Bonus points if you use Gmail or your CRM to help the process. (More on that below. 😉)

Stop reinventing the wheel

Back when I worked in corporate, we had what we called “boilerplate” text – essentially text that we used over and over again because we were constantly answering the same questions: When was your firm founded? How many employees do you have? What’s your litigation history?

Riveting stuff, but also a HUGE time saver. Instead of constantly rewriting the same paragraph about how many engineers we had in what disciplines and with how many years of experience, we just copied and pasted and then tweaked to meet our needs.

You can totally do the same with your emails. Because I’m pretty sure you’re sending out the same kind of emails. Like:

  • The email you send with a proposal

  • The email you send with your contract

  • A response to an inquiry to work with you

  • An appointment confirmation

  • An appointment reminder

  • An appointment thank you

  • A payment reminder

  • A past due payment reminder

  • An email asking for a testimonial

  • An email asking for a referral

  • A follow up when your lead disappears

  • An email you send with your guest post or podcast interview pitches

And on and on and on…emails all the freakin’ time.

Make a shell email. Leave out some of the details you’ll customize each time you send it (you know, your client’s name, the project, the name of the blog you’re pitching…) And then start from there. Not from scratch.

Make a freakin’ plan already 

I don’t know about you, but one of the reasons I struggle to send emails sometimes is I just don’t know when to send them.

When do I look like an overeager Girl Scout peddling my cookies so I can get that coveted badge? When do I look like I totally forgot to respond to your email and now I’m trying to cover my tracks? At what point do I follow up without crossing the line into harassment? How many days past that payment due date should I start demanding my money?

To strike the right balance between excited and crazy, I’ve mapped out when I send my emails. It feels comfy cozy (like the three sweaters I’m wearing right now) and saves me all the fretting and frittering I’d otherwise be doing if I were freewheeling. 

For example, I know that, if I don’t hear from someone after a consult call, I’ll send a reminder in a week. Maybe for you, it’s three days later. Maybe some interwebs email guru has conducted an extensive social experiment and determined that the ideal time to send an initial follow-up email is exactly 4.39 days.

(Good luck figuring that out.)

As long as you know when you’re going to send your emails and you stick to the plan, Stan (not to be confused with stanning, which I totally just learned the meaning of a couple weeks ago, even though I was a kid when the song that apparently spawned that newfangled term came out), it’s all good.

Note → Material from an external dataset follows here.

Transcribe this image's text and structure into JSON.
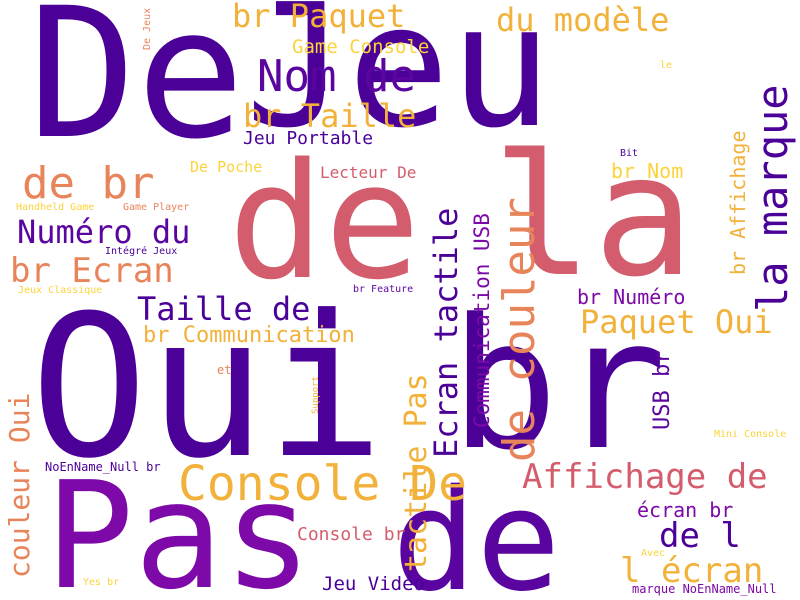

And about using Gmail or your CRM…please do. Once you’ve landed on your templates, load them up. Gmails got a handy Canned Responses feature, and Dubsado (my preferred CRM, ahem, affiliate link) has Canned Emails in their Templates menu. 

In addition to all the beautiful, bountiful minutes and hours you’ll get back from having these templates and a plan, you’ll also save time by having them at the ready. Instead of, you know, looking for them in another email you sent or hunting them down on your hard drive because you’re pretty sure you have an Emails folder somewhere…

Now, if any of that sounds overwhelming and scary and like you still don’t have time for it, I hear you. And hear this: I’ve thoughtfully prepared a first step for you. Templates with Personality is designed to help you stop wasting time on emails, actually send them, AND not sound boring in the process. Cuz you know how I said that starting from scratch doesn’t work? These templates will totally fix that. Grab ‘em (and use ‘em) right here.

Tracie Kendziorawriting, busines